**Task statement:** Filter the entries for the string "Ржавое". Copy each line that has it.

========

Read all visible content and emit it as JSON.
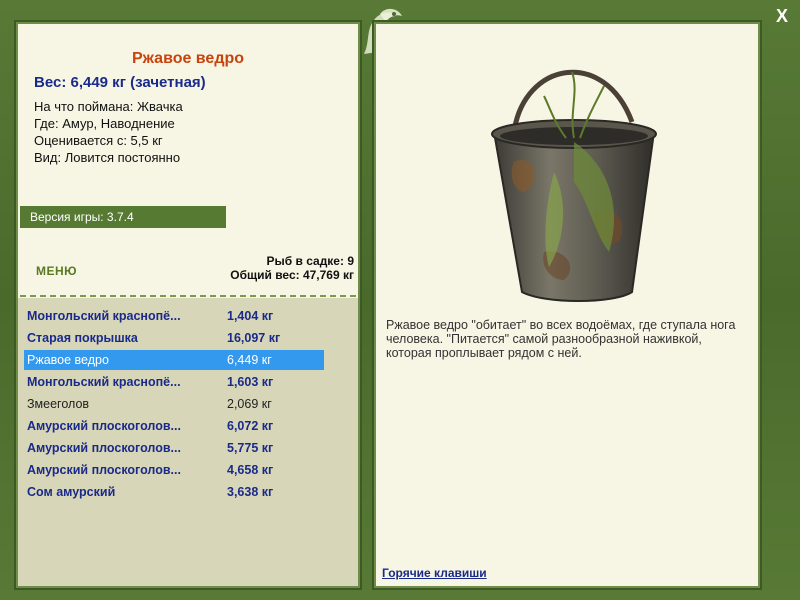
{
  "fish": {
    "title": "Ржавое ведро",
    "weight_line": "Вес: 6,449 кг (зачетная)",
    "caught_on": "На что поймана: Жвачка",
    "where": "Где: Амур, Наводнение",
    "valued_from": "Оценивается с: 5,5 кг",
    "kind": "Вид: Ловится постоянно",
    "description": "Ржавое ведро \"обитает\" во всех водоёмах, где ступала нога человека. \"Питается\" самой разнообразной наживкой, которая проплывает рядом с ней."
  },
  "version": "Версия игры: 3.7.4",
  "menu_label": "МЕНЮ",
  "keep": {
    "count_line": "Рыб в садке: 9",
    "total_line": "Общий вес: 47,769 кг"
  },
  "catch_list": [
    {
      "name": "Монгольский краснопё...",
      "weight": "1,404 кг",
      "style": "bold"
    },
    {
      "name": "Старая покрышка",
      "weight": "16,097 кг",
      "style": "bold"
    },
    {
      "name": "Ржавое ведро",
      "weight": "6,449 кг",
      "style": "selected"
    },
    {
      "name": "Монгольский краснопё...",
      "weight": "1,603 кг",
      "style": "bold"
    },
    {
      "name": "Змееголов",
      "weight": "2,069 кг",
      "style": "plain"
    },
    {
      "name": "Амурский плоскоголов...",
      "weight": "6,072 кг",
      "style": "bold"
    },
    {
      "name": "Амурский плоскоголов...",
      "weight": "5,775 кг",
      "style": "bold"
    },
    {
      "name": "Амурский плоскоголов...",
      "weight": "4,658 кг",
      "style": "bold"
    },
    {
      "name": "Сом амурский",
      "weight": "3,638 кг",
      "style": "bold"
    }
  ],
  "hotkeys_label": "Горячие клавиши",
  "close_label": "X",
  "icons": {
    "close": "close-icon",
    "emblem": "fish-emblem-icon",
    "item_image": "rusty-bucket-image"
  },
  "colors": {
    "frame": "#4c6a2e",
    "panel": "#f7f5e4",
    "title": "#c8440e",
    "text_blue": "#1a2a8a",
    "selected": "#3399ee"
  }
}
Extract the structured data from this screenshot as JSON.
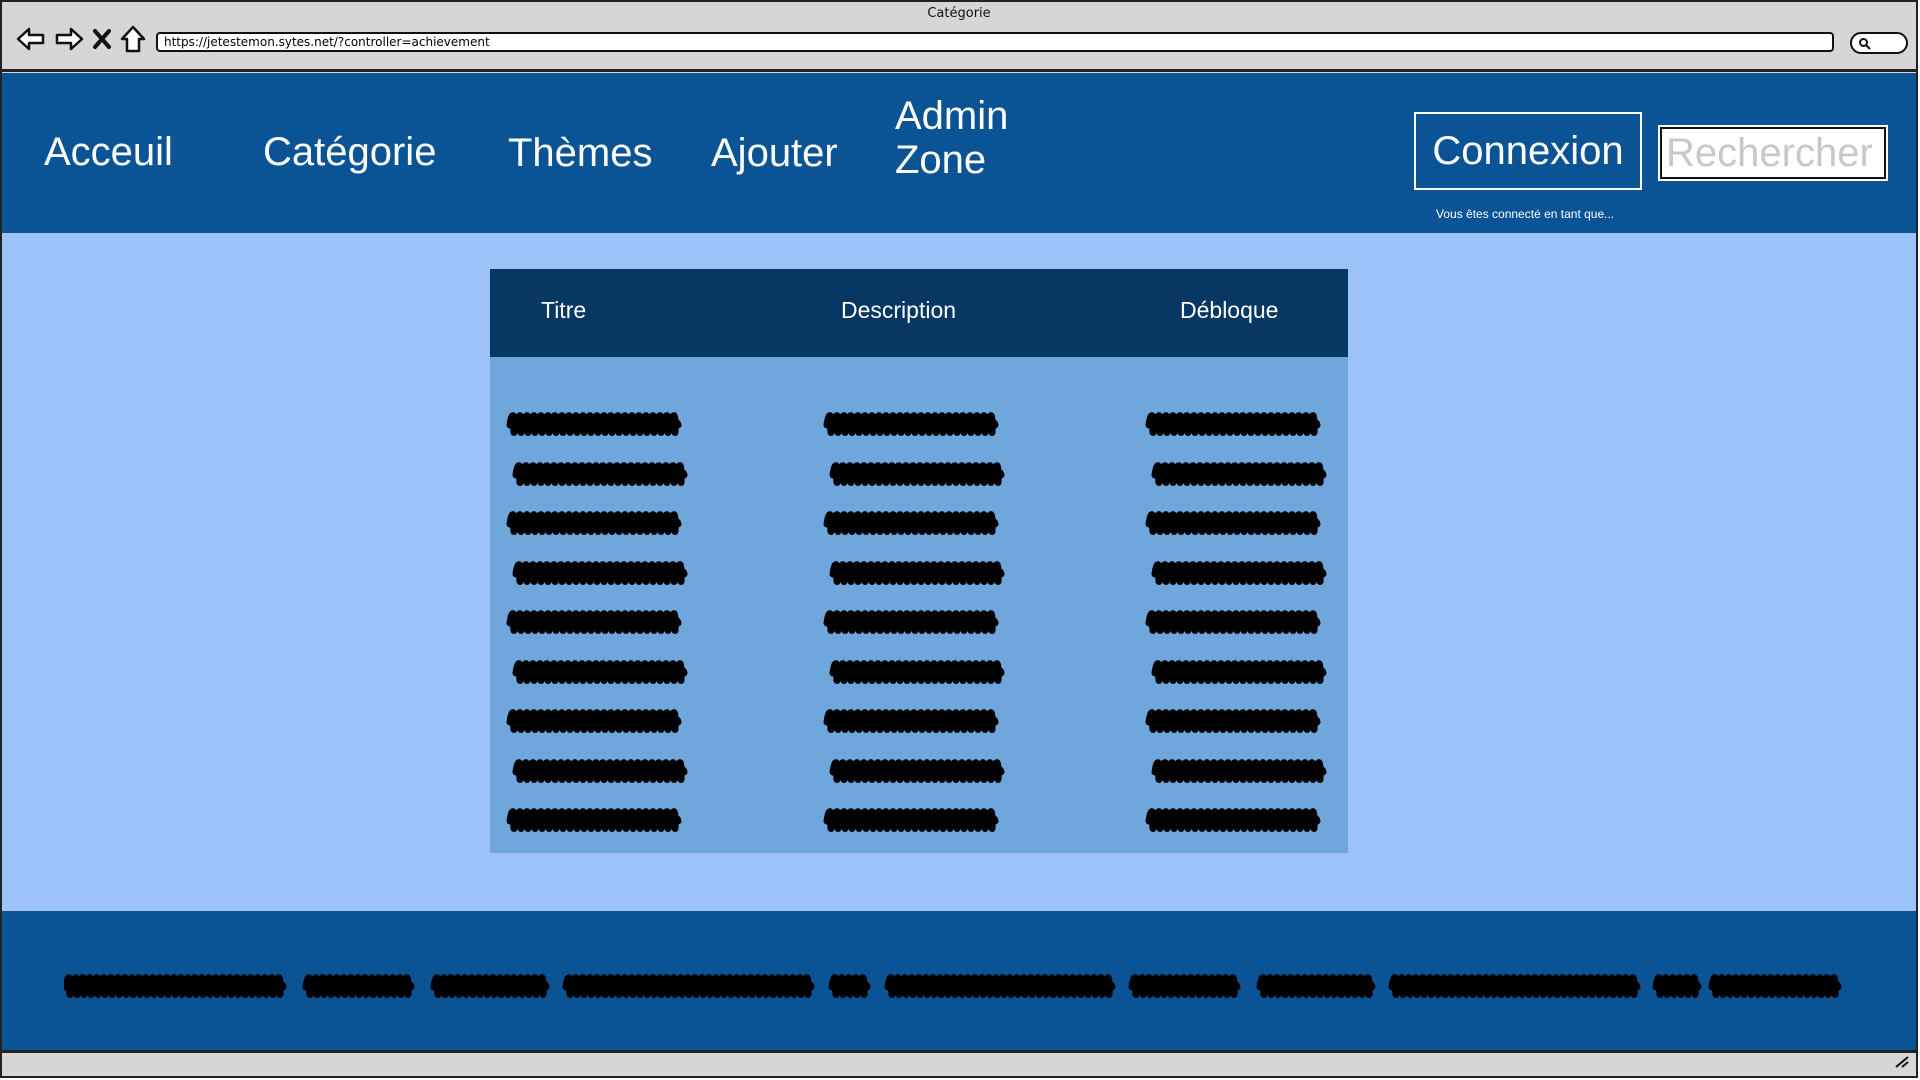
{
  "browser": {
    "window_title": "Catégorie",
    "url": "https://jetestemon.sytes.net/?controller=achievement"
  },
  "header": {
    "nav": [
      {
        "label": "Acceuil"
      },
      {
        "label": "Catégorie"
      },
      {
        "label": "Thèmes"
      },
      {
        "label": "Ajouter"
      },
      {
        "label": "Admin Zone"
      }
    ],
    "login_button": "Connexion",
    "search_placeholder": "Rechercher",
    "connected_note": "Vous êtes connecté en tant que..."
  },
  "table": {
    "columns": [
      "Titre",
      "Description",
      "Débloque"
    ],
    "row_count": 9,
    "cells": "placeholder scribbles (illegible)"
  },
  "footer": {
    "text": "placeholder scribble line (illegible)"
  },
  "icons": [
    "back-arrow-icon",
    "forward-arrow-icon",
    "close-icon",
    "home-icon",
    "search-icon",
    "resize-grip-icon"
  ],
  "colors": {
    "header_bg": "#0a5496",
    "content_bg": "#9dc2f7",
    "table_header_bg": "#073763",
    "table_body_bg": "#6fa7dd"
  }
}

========

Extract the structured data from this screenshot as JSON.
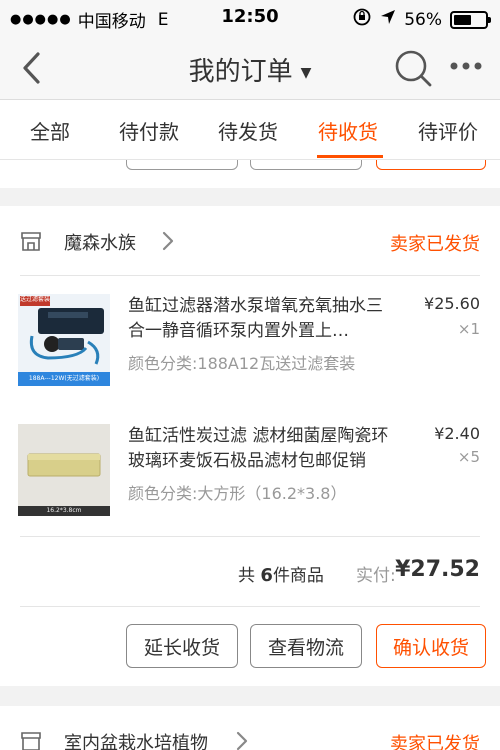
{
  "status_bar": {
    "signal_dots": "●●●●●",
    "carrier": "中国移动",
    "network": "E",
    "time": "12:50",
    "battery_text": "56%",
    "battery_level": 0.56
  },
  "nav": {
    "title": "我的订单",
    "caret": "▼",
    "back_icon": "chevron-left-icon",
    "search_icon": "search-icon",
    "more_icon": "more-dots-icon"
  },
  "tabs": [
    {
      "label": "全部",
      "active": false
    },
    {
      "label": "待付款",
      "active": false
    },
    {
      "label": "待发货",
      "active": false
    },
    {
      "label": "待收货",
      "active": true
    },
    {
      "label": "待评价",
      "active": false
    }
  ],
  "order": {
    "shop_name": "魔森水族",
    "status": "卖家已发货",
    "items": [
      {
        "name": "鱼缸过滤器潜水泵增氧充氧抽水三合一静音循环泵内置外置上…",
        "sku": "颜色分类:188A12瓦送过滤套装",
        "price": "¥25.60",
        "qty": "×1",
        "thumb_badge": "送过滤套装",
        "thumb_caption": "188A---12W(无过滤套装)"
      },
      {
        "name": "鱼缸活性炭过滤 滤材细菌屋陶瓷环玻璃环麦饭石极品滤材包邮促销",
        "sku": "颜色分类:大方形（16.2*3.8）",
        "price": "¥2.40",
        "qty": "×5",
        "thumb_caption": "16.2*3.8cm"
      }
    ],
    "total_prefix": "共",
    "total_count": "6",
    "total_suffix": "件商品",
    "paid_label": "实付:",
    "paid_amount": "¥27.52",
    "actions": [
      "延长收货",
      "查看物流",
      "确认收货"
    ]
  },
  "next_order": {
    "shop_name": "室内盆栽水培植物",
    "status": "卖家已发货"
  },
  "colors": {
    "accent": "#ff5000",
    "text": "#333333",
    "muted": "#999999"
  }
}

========

**Your response:**
    "title": "Ржавое ведро",
    "description": "Ржавое ведро \"обитает\" во всех водоёмах, где ступала нога человека. \"Питается\" самой разнообразной наживкой, которая проплывает рядом с ней."
      "name": "Ржавое ведро",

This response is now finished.